Logo RoSPA Logo

Renewing Your Driving Licence

Renew your license online

Driving licences expire at 70 years of age, so when you reach 70, you need to renew your driving licence if you wish to continue driving. You then need to renew it every three years afterwards.

The DVLA (or the DVA in Northern Ireland) will send you a reminder and an application form to renew your licence as your 70th birthday approaches and then every three years afterwards when your licence is due for renewal.

If you do not renew your licence, you will not legally be allowed to drive after your 70th birthday. If you carry on driving, your driving licence and motor insurance would not be valid, and you would be committing a serious offence which carries stringent penalties, which could include a heavy fine and having your car seized by the police.

When you receive your new licence, don’t forget to dispose of your expired licence and keep the new one in a safe place.

How to Renew Your Driving Licence

It’s free to renew your licence, which you can either do online or by post.

Online

You can renew your driving licence online (not in Northern Ireland) for free if you're 70 years or over, or if your 70th birthday is within 90 days. You'll be given a user ID code and instructions on how to renew your licence.

By post

The DVLA will send you a D46P application form 90 days before your 70th birthday, and then every three years afterwards. Complete the form and return it to the DVLA. If you haven't got the D46P form, you can use a 'D1 application for a driving licence form', which you can pick up from a Post Office.

If you have a photocard licence, you will need to send a new passport-type photo with your application form. If you have a paper licence, you will need to send an up-to-date passport-type photo with your application.

Postal applications take up to 3 weeks.

In Northern Ireland

In Northern Ireland, the DVA will send you a DL1R application for renewal of a driving licence form about two months before your 70th birthday (and every three years from then on). Complete the form and send it to Driver Licensing, County Hall, Castlerock Road, Coleraine, BT51 3TB with your photocard driving licence and the counterpart and a new passport type certified photograph.

For full details of renewing your driving licence in Northern Ireland, see Renewing Your Driving Licence at 70 plus in Northern Ireland

Medical Declaration

When completing the form to renew your licence you will be asked to declare any medical conditions you have on the form and confirm that you meet the eyesight standards for driving. You must answer these questions honestly. It is a serious offence not to declare a condition or disability that might affect your driving; you can be fined up to £1,000, and if you are involved in a crash, you may be prosecuted.

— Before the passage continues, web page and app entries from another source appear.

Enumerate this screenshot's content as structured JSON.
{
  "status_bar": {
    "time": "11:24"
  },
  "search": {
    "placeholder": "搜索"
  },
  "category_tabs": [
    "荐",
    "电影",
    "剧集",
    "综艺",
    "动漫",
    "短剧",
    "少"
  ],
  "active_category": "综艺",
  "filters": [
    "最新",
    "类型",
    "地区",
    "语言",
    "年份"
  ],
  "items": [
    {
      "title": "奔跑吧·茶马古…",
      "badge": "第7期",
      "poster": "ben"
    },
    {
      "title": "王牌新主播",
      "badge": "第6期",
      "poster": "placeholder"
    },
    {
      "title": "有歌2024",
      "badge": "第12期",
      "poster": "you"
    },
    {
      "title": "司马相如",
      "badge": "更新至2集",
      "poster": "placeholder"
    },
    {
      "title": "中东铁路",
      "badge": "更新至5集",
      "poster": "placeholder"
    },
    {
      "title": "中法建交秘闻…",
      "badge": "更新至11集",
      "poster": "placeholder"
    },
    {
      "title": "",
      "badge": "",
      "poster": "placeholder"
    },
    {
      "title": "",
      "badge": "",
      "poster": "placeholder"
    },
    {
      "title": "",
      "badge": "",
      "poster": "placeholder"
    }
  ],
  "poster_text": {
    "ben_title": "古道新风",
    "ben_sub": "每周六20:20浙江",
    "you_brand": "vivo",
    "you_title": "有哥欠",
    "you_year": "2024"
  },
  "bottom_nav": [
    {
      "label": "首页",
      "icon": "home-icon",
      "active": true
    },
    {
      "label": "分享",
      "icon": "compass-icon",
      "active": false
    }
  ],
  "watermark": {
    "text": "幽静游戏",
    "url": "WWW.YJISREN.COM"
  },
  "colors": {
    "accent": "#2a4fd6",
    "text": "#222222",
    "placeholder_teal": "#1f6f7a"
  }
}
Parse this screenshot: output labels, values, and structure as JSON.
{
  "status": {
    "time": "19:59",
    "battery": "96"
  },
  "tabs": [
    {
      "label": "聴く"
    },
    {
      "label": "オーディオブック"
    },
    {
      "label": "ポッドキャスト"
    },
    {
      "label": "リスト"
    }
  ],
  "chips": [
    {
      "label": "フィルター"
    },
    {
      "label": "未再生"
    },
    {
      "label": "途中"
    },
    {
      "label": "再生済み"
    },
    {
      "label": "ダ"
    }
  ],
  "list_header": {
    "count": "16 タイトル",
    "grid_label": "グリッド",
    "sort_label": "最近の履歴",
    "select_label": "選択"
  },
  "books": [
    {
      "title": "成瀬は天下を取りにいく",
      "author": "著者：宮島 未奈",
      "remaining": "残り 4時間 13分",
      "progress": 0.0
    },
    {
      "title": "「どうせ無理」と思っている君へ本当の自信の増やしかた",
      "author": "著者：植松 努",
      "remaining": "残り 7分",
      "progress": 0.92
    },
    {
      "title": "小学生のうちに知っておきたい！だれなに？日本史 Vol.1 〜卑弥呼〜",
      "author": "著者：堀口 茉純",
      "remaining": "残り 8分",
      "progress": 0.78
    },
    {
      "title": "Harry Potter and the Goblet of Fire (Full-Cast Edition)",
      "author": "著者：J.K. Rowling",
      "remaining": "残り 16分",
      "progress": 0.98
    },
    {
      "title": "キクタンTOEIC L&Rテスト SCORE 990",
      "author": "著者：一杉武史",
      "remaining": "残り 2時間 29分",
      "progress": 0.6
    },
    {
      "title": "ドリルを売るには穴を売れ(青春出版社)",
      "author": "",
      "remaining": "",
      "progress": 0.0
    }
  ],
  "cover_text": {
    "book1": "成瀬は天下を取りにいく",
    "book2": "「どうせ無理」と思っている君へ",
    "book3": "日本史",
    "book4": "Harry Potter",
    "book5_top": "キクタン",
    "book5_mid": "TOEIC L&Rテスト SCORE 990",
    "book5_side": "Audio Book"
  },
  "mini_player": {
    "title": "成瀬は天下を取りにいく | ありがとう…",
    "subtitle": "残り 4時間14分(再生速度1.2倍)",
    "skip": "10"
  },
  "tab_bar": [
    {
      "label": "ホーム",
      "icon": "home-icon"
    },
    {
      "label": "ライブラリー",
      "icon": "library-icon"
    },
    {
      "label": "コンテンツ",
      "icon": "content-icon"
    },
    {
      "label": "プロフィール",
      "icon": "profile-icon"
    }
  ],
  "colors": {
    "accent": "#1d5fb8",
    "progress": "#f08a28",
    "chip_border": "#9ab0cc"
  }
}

It is a very good idea to have a medical check before renewing your licence when you reach 70 years of age, and again each time your licence is renewed.

Your New Driving Licence

Driving license

When you receive your new driving licence, check the details carefully. For example, if the code 01 is shown on the back of your photocard licence, you will need to wear prescription glasses or contact lenses when you drive.

Read any letter or leaflet that comes with your licence carefully. For example, it may say that you can continue to drive as before, or it may say that you have been given a temporary driving licence only for use during a Mobility Centre driving assessment.

Don’t forget to dispose of your expired licence and keep the new one in a safe place.

Insurance

You must, of course, be insured to drive your vehicle. It's essential to be open and honest with your motor insurer and make sure that they know about any health condition that might affect your driving.

Failing to inform your insurer of a relevant fact (for example, that you have a health condition that may affect your driving) could invalidate your insurance.

If you do not renew your licence but carry on driving, you would not have a valid driving licence and so your motor insurance would not be valid. You would be committing a serious offence which carries stringent penalties, which could include a heavy fine and having your car seized by the police.

Further Information